The CLOUD Act is an important milestone in the journey to modernise the law. It has the important implication of not only preserving rights but it also creates a foundation for a new generation of international agreements to find the fundamental balance between data protection and efficiency of state prosecution involving multiple jurisdictions.
The Act provides the framework and statute authority for US to cooperate with other countries for purposes of crime investigation and law enforcement. These agreements can provide similar but more concrete guidance with respect to the Cyberspace than existing Mutual Legal Assistance Treaties.
The litigation and the passage of the Act also incentivises other government to review their digital privacy law and surveillance requests. In Europe last week, the European Commission presented its proposed e-Evidence legislation to the European Parliament. Many other governments are similarly seeking to update their laws to protect privacy, promote digital security and address the challenge of an increasingly borderless world.
Fifth, the CLOUD Act gives cloud service providers added and direct legal rights to protect privacy under these international agreements.
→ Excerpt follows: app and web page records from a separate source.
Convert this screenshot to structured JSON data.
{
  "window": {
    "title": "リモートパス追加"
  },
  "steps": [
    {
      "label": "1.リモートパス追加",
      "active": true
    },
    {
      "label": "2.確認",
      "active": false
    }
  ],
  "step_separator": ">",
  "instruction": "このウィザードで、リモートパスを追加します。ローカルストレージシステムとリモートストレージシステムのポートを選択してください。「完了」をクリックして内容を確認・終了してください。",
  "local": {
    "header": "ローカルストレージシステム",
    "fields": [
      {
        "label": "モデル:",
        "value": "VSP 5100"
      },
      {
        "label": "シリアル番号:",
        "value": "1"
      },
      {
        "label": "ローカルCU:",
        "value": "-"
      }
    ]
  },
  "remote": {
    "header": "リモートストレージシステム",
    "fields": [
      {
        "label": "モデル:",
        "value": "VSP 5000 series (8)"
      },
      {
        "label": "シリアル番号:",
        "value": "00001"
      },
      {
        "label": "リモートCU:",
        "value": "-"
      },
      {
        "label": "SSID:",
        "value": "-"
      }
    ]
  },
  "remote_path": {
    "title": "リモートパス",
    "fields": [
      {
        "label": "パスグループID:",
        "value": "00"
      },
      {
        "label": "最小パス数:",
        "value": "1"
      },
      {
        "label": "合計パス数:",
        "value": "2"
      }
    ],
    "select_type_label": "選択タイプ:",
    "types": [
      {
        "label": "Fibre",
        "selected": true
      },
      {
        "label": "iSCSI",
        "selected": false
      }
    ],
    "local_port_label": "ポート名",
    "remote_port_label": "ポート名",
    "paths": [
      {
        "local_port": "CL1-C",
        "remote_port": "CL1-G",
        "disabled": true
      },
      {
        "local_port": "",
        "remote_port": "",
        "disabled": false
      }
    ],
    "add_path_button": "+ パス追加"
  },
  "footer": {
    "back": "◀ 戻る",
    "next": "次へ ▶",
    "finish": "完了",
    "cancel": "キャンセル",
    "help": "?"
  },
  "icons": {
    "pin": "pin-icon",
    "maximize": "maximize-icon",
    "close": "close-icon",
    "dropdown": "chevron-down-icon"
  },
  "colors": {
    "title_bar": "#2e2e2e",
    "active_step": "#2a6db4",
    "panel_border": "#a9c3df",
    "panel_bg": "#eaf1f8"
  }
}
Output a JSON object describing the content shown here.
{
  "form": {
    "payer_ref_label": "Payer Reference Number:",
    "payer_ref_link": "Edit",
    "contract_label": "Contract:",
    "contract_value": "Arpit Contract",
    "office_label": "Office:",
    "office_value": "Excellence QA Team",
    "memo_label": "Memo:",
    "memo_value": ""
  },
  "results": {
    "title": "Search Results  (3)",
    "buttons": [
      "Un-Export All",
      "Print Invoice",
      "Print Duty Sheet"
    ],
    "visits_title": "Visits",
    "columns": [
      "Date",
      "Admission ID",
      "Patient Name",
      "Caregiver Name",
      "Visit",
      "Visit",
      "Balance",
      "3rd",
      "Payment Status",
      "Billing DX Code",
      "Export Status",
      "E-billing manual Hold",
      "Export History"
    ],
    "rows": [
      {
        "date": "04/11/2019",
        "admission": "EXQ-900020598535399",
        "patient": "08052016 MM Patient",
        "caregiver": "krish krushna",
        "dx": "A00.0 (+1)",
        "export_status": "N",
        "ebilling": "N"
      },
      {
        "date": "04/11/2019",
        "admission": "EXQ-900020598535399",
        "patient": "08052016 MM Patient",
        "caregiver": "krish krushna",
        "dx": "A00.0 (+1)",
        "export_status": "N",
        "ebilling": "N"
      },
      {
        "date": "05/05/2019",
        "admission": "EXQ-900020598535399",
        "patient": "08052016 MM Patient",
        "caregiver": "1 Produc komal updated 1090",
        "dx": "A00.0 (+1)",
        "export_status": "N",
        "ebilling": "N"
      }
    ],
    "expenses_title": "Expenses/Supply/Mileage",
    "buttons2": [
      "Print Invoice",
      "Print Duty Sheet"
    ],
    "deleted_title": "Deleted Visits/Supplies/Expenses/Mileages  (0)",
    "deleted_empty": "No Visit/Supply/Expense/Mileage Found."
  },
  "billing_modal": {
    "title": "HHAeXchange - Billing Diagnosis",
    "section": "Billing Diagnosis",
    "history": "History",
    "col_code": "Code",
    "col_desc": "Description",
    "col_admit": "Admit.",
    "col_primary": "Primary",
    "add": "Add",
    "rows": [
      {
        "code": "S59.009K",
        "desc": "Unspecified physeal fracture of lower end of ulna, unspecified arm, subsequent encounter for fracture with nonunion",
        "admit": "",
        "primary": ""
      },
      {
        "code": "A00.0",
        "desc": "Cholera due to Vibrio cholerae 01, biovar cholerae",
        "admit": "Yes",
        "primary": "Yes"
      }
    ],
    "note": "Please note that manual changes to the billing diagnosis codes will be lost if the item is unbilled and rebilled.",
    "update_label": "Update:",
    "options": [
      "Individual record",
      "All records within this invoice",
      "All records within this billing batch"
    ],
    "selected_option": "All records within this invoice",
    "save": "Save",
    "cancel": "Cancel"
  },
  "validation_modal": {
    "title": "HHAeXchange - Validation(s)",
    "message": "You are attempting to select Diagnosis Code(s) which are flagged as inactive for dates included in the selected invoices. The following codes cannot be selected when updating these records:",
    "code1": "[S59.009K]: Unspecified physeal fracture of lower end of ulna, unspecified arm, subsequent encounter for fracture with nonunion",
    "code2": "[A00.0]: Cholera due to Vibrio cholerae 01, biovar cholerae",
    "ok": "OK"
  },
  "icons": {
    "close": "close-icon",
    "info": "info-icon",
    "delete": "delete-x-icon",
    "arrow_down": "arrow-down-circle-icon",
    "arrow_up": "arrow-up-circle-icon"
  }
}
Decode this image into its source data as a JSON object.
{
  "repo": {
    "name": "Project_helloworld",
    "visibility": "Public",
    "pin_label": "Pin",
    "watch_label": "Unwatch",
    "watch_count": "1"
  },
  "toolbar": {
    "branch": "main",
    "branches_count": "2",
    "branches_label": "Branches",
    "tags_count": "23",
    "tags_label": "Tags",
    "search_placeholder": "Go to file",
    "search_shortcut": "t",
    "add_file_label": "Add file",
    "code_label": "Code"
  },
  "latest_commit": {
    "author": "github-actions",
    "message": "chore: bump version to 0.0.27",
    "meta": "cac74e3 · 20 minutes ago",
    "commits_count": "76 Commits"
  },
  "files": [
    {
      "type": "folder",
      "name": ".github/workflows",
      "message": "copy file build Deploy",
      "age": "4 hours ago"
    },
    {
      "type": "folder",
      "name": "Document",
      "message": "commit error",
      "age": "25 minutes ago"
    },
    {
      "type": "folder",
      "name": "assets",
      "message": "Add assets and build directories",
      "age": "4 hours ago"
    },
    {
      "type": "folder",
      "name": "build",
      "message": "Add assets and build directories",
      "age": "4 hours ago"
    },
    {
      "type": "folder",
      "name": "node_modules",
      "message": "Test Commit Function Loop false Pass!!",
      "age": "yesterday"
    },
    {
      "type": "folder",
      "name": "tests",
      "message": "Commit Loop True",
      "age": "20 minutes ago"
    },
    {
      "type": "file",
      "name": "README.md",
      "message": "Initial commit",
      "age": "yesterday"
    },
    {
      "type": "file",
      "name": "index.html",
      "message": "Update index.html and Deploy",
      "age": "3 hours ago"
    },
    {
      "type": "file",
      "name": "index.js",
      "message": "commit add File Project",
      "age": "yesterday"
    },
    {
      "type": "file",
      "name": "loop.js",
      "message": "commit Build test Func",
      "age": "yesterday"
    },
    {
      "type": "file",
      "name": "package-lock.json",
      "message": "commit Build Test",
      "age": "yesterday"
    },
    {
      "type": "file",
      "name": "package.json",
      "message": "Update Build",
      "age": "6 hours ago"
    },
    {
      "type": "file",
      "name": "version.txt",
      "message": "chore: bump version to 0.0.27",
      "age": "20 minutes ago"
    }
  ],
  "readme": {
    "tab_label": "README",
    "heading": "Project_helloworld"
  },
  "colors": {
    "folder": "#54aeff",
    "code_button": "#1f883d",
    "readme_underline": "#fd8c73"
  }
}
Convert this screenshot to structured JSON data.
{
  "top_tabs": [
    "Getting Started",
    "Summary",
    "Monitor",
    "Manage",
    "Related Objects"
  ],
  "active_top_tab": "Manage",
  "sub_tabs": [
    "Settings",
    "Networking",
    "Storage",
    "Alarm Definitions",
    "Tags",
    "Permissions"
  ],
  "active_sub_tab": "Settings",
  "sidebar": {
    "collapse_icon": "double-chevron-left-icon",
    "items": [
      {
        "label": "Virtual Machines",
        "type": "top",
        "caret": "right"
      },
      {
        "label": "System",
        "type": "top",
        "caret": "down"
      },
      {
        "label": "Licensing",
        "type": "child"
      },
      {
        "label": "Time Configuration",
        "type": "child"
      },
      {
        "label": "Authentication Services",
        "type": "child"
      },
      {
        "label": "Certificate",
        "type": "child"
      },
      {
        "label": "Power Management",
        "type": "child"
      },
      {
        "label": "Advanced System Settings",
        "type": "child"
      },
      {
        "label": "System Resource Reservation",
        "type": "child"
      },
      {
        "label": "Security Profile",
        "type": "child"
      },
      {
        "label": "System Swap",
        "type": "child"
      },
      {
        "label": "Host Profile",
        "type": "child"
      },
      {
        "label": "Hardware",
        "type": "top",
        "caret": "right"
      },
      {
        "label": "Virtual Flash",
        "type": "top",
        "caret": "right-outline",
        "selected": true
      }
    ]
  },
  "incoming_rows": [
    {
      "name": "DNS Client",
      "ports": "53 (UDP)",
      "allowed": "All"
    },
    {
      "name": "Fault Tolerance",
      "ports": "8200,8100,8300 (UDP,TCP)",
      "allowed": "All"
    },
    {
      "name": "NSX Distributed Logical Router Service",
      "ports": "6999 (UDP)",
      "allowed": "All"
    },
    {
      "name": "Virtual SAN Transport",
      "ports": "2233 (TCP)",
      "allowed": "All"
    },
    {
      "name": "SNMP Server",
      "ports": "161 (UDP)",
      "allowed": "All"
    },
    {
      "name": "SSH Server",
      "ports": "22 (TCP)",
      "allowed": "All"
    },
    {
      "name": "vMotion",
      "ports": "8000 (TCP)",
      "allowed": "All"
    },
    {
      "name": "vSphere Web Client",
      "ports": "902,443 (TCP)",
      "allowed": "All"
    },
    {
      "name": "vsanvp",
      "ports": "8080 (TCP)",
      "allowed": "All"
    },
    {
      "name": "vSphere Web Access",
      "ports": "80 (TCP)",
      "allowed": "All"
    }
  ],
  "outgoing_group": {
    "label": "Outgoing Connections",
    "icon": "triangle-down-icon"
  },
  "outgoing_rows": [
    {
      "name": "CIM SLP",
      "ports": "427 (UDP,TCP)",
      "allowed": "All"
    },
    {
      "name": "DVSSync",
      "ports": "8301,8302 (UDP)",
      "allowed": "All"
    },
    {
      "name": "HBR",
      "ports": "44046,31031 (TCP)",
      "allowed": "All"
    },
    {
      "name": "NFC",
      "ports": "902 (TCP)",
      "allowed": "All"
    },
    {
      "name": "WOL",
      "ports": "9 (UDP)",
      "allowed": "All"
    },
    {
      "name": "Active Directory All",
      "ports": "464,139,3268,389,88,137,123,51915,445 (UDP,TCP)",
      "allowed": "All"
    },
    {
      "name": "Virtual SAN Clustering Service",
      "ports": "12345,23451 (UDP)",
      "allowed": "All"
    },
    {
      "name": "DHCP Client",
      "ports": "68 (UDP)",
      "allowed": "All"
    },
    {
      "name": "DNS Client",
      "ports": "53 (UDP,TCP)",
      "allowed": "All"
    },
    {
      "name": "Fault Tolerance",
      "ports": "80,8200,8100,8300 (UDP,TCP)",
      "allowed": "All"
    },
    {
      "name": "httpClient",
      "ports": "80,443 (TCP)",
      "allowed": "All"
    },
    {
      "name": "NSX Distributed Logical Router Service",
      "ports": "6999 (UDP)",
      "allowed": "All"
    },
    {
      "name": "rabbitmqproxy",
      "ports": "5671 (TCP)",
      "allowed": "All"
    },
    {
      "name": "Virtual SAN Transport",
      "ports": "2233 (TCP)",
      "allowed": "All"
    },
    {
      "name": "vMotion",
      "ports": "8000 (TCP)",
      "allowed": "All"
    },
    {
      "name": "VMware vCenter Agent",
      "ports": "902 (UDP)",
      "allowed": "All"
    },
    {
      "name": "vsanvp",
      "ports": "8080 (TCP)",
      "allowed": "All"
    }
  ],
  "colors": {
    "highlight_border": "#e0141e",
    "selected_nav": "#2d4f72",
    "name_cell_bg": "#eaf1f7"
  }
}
These rights come in two complementary forms. The first gives providers the right to inform foreign governments that have these agreements when their citizens are impacted by U.S. warrants. And second, providers can go directly to court to raise comity concerns under a new statutory process when the U.S. seeks a warrant that goes beyond the scope of an agreement and that conflicts with a foreign law.